● **What needs to be done**
Go through the material line by line and copy each one with the word "Local".

*** Task inputs Section Begins ***

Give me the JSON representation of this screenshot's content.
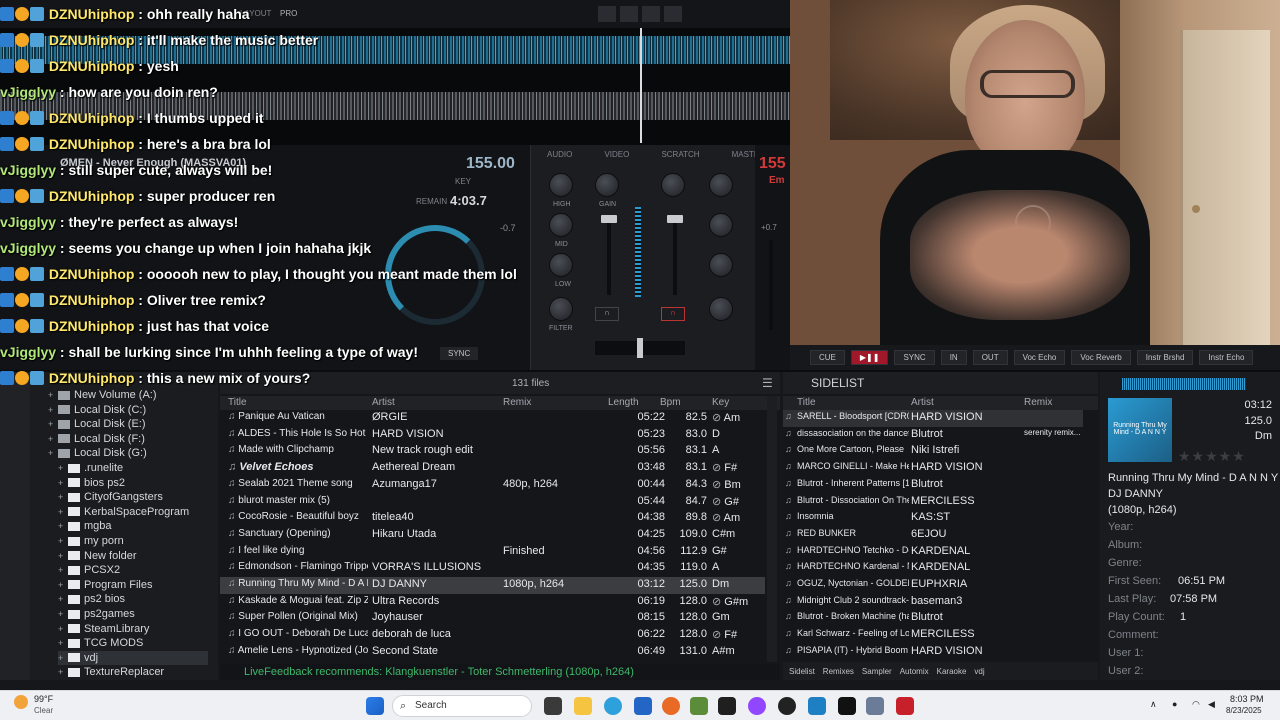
{
  "chat": [
    {
      "user": "DZNUhiphop",
      "text": "ohh really haha",
      "kind": "b"
    },
    {
      "user": "DZNUhiphop",
      "text": "it'll make the music better",
      "kind": "b"
    },
    {
      "user": "DZNUhiphop",
      "text": "yesh",
      "kind": "b"
    },
    {
      "user": "vJigglyy",
      "text": "how are you doin ren?",
      "kind": "a"
    },
    {
      "user": "DZNUhiphop",
      "text": "I thumbs upped it",
      "kind": "b"
    },
    {
      "user": "DZNUhiphop",
      "text": "here's a bra bra lol",
      "kind": "b"
    },
    {
      "user": "vJigglyy",
      "text": "still super cute, always will be!",
      "kind": "a"
    },
    {
      "user": "DZNUhiphop",
      "text": "super producer ren",
      "kind": "b"
    },
    {
      "user": "vJigglyy",
      "text": "they're perfect as always!",
      "kind": "a"
    },
    {
      "user": "vJigglyy",
      "text": "seems you change up when I join hahaha jkjk",
      "kind": "a"
    },
    {
      "user": "DZNUhiphop",
      "text": "oooooh new to play, I thought you meant made them lol",
      "kind": "b"
    },
    {
      "user": "DZNUhiphop",
      "text": "Oliver tree remix?",
      "kind": "b"
    },
    {
      "user": "DZNUhiphop",
      "text": "just has that voice",
      "kind": "b"
    },
    {
      "user": "vJigglyy",
      "text": "shall be lurking since I'm uhhh feeling a type of way!",
      "kind": "a"
    },
    {
      "user": "DZNUhiphop",
      "text": "this a new mix of yours?",
      "kind": "b"
    }
  ],
  "deck": {
    "left_track": "ØMEN - Never Enough (MASSVA01)",
    "left_bpm": "155.00",
    "left_remain": "4:03.7",
    "right_bpm": "155",
    "right_key": "Em",
    "layout_label": "LAYOUT",
    "layout_value": "PRO",
    "mixer_tabs": [
      "AUDIO",
      "VIDEO",
      "SCRATCH",
      "MASTER"
    ],
    "knob_labels": [
      "HIGH",
      "MID",
      "LOW",
      "FILTER",
      "GAIN"
    ],
    "pitch": "+0.7",
    "sync": "SYNC",
    "key_label": "KEY",
    "remain_label": "REMAIN",
    "left_pitch": "-0.7"
  },
  "transport": {
    "cue": "CUE",
    "sync": "SYNC",
    "in": "IN",
    "out": "OUT",
    "fx": [
      "Voc Echo",
      "Voc Reverb",
      "Instr Brshd",
      "Instr Echo"
    ]
  },
  "folders": [
    {
      "name": "New Volume (A:)",
      "type": "disk",
      "indent": 1
    },
    {
      "name": "Local Disk (C:)",
      "type": "disk",
      "indent": 1
    },
    {
      "name": "Local Disk (E:)",
      "type": "disk",
      "indent": 1
    },
    {
      "name": "Local Disk (F:)",
      "type": "disk",
      "indent": 1
    },
    {
      "name": "Local Disk (G:)",
      "type": "disk",
      "indent": 1
    },
    {
      "name": ".runelite",
      "type": "folder",
      "indent": 2
    },
    {
      "name": "bios ps2",
      "type": "folder",
      "indent": 2
    },
    {
      "name": "CityofGangsters",
      "type": "folder",
      "indent": 2
    },
    {
      "name": "KerbalSpaceProgram",
      "type": "folder",
      "indent": 2
    },
    {
      "name": "mgba",
      "type": "folder",
      "indent": 2
    },
    {
      "name": "my porn",
      "type": "folder",
      "indent": 2
    },
    {
      "name": "New folder",
      "type": "folder",
      "indent": 2
    },
    {
      "name": "PCSX2",
      "type": "folder",
      "indent": 2
    },
    {
      "name": "Program Files",
      "type": "folder",
      "indent": 2
    },
    {
      "name": "ps2 bios",
      "type": "folder",
      "indent": 2
    },
    {
      "name": "ps2games",
      "type": "folder",
      "indent": 2
    },
    {
      "name": "SteamLibrary",
      "type": "folder",
      "indent": 2
    },
    {
      "name": "TCG MODS",
      "type": "folder",
      "indent": 2
    },
    {
      "name": "vdj",
      "type": "folder",
      "indent": 2,
      "sel": true
    },
    {
      "name": "TextureReplacer",
      "type": "folder",
      "indent": 2
    }
  ],
  "browser": {
    "file_count": "131 files",
    "columns": {
      "title": "Title",
      "artist": "Artist",
      "remix": "Remix",
      "length": "Length",
      "bpm": "Bpm",
      "key": "Key"
    },
    "rows": [
      {
        "title": "Panique Au Vatican",
        "artist": "ØRGIE",
        "remix": "",
        "length": "05:22",
        "bpm": "82.5",
        "key": "Am",
        "keyicon": true
      },
      {
        "title": "ALDES - This Hole Is So Hot [DK0...",
        "artist": "HARD VISION",
        "remix": "",
        "length": "05:23",
        "bpm": "83.0",
        "key": "D"
      },
      {
        "title": "Made with Clipchamp",
        "artist": "New track rough edit",
        "remix": "",
        "length": "05:56",
        "bpm": "83.1",
        "key": "A"
      },
      {
        "title": "Velvet Echoes",
        "artist": "Aethereal Dream",
        "remix": "",
        "length": "03:48",
        "bpm": "83.1",
        "key": "F#",
        "keyicon": true,
        "bold": true
      },
      {
        "title": "Sealab 2021 Theme song",
        "artist": "Azumanga17",
        "remix": "480p, h264",
        "length": "00:44",
        "bpm": "84.3",
        "key": "Bm",
        "keyicon": true
      },
      {
        "title": "blurot master mix (5)",
        "artist": "",
        "remix": "",
        "length": "05:44",
        "bpm": "84.7",
        "key": "G#",
        "keyicon": true
      },
      {
        "title": "CocoRosie - Beautiful boyz",
        "artist": "titelea40",
        "remix": "",
        "length": "04:38",
        "bpm": "89.8",
        "key": "Am",
        "keyicon": true
      },
      {
        "title": "Sanctuary (Opening)",
        "artist": "Hikaru Utada",
        "remix": "",
        "length": "04:25",
        "bpm": "109.0",
        "key": "C#m"
      },
      {
        "title": "I feel like dying",
        "artist": "",
        "remix": "Finished",
        "length": "04:56",
        "bpm": "112.9",
        "key": "G#"
      },
      {
        "title": "Edmondson - Flamingo Tripper",
        "artist": "VORRA'S ILLUSIONS",
        "remix": "",
        "length": "04:35",
        "bpm": "119.0",
        "key": "A"
      },
      {
        "title": "Running Thru My Mind - D A N N Y",
        "artist": "DJ DANNY",
        "remix": "1080p, h264",
        "length": "03:12",
        "bpm": "125.0",
        "key": "Dm",
        "hl": true
      },
      {
        "title": "Kaskade & Moguai feat. Zip Zip Thr...",
        "artist": "Ultra Records",
        "remix": "",
        "length": "06:19",
        "bpm": "128.0",
        "key": "G#m",
        "keyicon": true
      },
      {
        "title": "Super Pollen (Original Mix)",
        "artist": "Joyhauser",
        "remix": "",
        "length": "08:15",
        "bpm": "128.0",
        "key": "Gm"
      },
      {
        "title": "I GO OUT - Deborah De Luca (Re...",
        "artist": "deborah de luca",
        "remix": "",
        "length": "06:22",
        "bpm": "128.0",
        "key": "F#",
        "keyicon": true
      },
      {
        "title": "Amelie Lens - Hypnotized (Joyhaus...",
        "artist": "Second State",
        "remix": "",
        "length": "06:49",
        "bpm": "131.0",
        "key": "A#m"
      }
    ],
    "recommend": "LiveFeedback recommends: Klangkuenstler - Toter Schmetterling (1080p, h264)"
  },
  "sidelist": {
    "title": "SIDELIST",
    "columns": {
      "title": "Title",
      "artist": "Artist",
      "remix": "Remix"
    },
    "rows": [
      {
        "title": "SARELL - Bloodsport [CDR001]",
        "artist": "HARD VISION",
        "remix": ""
      },
      {
        "title": "dissasociation on the dancefloor",
        "artist": "Blutrot",
        "remix": "serenity remix..."
      },
      {
        "title": "One More Cartoon, Please",
        "artist": "Niki Istrefi",
        "remix": ""
      },
      {
        "title": "MARCO GINELLI - Make Her...",
        "artist": "HARD VISION",
        "remix": ""
      },
      {
        "title": "Blutrot - Inherent Patterns [15...",
        "artist": "Blutrot",
        "remix": ""
      },
      {
        "title": "Blutrot - Dissociation On The...",
        "artist": "MERCILESS",
        "remix": ""
      },
      {
        "title": "Insomnia",
        "artist": "KAS:ST",
        "remix": ""
      },
      {
        "title": "RED BUNKER",
        "artist": "6EJOU",
        "remix": ""
      },
      {
        "title": "HARDTECHNO Tetchko - De...",
        "artist": "KARDENAL",
        "remix": ""
      },
      {
        "title": "HARDTECHNO Kardenal - N...",
        "artist": "KARDENAL",
        "remix": ""
      },
      {
        "title": "OGUZ, Nyctonian - GOLDEN...",
        "artist": "EUPHXRIA",
        "remix": ""
      },
      {
        "title": "Midnight Club 2 soundtrack-S...",
        "artist": "baseman3",
        "remix": ""
      },
      {
        "title": "Blutrot - Broken Machine (har...",
        "artist": "Blutrot",
        "remix": ""
      },
      {
        "title": "Karl Schwarz - Feeling of Love",
        "artist": "MERCILESS",
        "remix": ""
      },
      {
        "title": "PISAPIA (IT) - Hybrid Boom [...",
        "artist": "HARD VISION",
        "remix": ""
      }
    ],
    "tabs": [
      "Sidelist",
      "Remixes",
      "Sampler",
      "Automix",
      "Karaoke",
      "vdj"
    ]
  },
  "info": {
    "art_text": "Running Thru My Mind - D A N N Y",
    "time": "03:12",
    "bpm": "125.0",
    "key": "Dm",
    "title": "Running Thru My Mind - D A N N Y",
    "artist": "DJ DANNY",
    "format": "(1080p, h264)",
    "year_label": "Year:",
    "album_label": "Album:",
    "genre_label": "Genre:",
    "first_seen_label": "First Seen:",
    "first_seen": "06:51 PM",
    "last_play_label": "Last Play:",
    "last_play": "07:58 PM",
    "play_count_label": "Play Count:",
    "play_count": "1",
    "comment_label": "Comment:",
    "user1_label": "User 1:",
    "user2_label": "User 2:"
  },
  "taskbar": {
    "weather_temp": "99°F",
    "weather_desc": "Clear",
    "search": "Search",
    "time": "8:03 PM",
    "date": "8/23/2025"
  }
}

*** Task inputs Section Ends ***

● **Answer for this exercise**
      "name": "Local Disk (C:)",
      "name": "Local Disk (E:)",
      "name": "Local Disk (F:)",
      "name": "Local Disk (G:)",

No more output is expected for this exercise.